PHL Plans $5.5M Land Purchase To Grow Air-Freight Activity

City officials plan to spend $5.5 million to acquire 15 acres near Philadelphia International Airport as part of a plan to develop a massive air-freight complex serving a broad swath of the mid-Atlantic. The land is adjacent to the 135-acre property in Tinicum Township known as the Henderson Tract, which the City previously acquired for the cargo terminal project.

Philadelphia is aiming to claim a larger share of the estimated $50 billion in air-freight activity generated in the region. Airport officials have begun preparing plans related to federal environmental reviews and wetland mitigation.


PICA Board Approves City’s Revised FY2019-FY2023 Plan

The Pennsylvania Intergovernmental Cooperation Authority has unanimously approved the City of Philadelphia’s Revised Five Year Financial Plan for FY2019-2023. A collective bargaining reopener agreement with AFSCME District Council 33 resulted in $28 million in additional costs, requiring the submission of a Revised Plan under PICA rules.

PICA’s approval noted that those additional costs can be absorbed by the City’s projected $368.7 million fund balance for FY2018 in the Revised Plan. However, PICA stated that it continues to be concerned about potential risks overall, “such as the possibility of declines in economic growth, School District funding, real estate transfer tax projections, or rising pension costs.”

PICA: $752M In Q1 FY2019 General Fund Revenue Collections

A new PICA analysis of the Quarterly City Managers Report (QCMR) for the first quarter of fiscal year 2019 (July 1 – September 30, 2018) shows the city’s General Fund revenue collections were $752 million, $10.1 million less than the first quarter of FY2018. General Fund obligations totaled $1.33 billion, an increase of $82.5 million over the first quarter of last year. In its report, PICA noted that many of the major tax collections occur in the spring.

The QCMR projects year-end revenues and obligations to increase, by $44.7 million and $68.6 million respectively, compared to the projections found in the City’s Revised Five Year Plan.


New Issue Of CCD/CPDC’s Quarterly Digest Out Now

The new issue of Center City Digest reports on the results of CCD’s just-completed annual customer satisfaction survey, in which 79% of the 4,640 respondents say downtown is headed in the right direction. Only 3% feel it’s on the wrong track, while 18% don’t sense things trending significantly either way. But, there are caution flags amid this continued optimism.

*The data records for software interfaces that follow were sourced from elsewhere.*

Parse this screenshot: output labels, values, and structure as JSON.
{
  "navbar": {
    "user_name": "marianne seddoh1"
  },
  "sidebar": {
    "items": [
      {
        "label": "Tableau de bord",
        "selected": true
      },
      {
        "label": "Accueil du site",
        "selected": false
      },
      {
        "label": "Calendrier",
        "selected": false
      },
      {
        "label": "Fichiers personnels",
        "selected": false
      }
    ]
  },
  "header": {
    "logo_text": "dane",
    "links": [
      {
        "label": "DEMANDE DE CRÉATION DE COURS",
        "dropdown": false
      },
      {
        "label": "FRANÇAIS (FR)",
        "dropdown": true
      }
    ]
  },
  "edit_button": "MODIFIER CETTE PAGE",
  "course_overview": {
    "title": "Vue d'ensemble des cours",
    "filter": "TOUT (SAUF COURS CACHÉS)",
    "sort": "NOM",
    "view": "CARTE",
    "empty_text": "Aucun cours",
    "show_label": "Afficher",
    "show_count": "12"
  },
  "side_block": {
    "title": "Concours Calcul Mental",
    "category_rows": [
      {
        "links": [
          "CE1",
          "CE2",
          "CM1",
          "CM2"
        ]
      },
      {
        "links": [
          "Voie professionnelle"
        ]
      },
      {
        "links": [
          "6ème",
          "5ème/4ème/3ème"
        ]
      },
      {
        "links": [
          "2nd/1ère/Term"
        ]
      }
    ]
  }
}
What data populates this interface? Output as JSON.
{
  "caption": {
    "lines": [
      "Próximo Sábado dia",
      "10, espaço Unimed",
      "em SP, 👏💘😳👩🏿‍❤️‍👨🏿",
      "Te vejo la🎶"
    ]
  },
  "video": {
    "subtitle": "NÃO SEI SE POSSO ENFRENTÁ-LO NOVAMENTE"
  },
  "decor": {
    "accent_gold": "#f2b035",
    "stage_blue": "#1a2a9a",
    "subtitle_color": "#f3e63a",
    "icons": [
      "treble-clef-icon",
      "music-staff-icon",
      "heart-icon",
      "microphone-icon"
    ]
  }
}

While 79% indicate they feel safe most of the time or always in Center City, 20% say they often, or occasionally, feel unsafe. Fifty-nine percent say panhandlers who confront pedestrians cause the greatest insecurity; 47% are concerned about people sleeping on the sidewalks and in building entrances; and 31% worry most about the absence of uniformed police officers or other public safety professionals. These concerns have more than doubled from similar surveys in the last five years. This increased anxiety reflects less a shift in public attitudes than changing realities on the street, documented by censuses CCD has conducted within District boundaries for more than two decades.

Join Us December 18 For CPDC’s Membership Meeting

The final Central Philadelphia Development Corporation meeting of the year will convene a panel who will look ahead in a session entitled:  Philadelphia 2019:  Strengths, Opportunities & Challenges. Please join us on Tuesday, December 18, 8:30 a.m. at The Union League, 140 South Broad St., Grant Hall. In a series of quick, lightning round responses, panelists will highlight the opportunities they see before us in the New Year and the challenges and hurdles that Philadelphia must overcome to capitalize on these opportunities.

Panelists will be Della Clark, President, The Enterprise Center; Michael Forman, Chairman & CEO, FS Investments; Mike Pearson, President & CEO, Union Packaging; Shari Reams-Henofer, Senior Vice President, Northeast REIT Client Manager, PNC Real Estate; Jerry Sweeney, President & CEO, Brandywine Realty Trust; and Richard Vague, Managing Partner, Gabriel Investments.

CPDC members are encouraged to invite both young professionals and other members of their firms to attend. RSVP by December 13 to Romina Gutierrez at or 215.440.5543.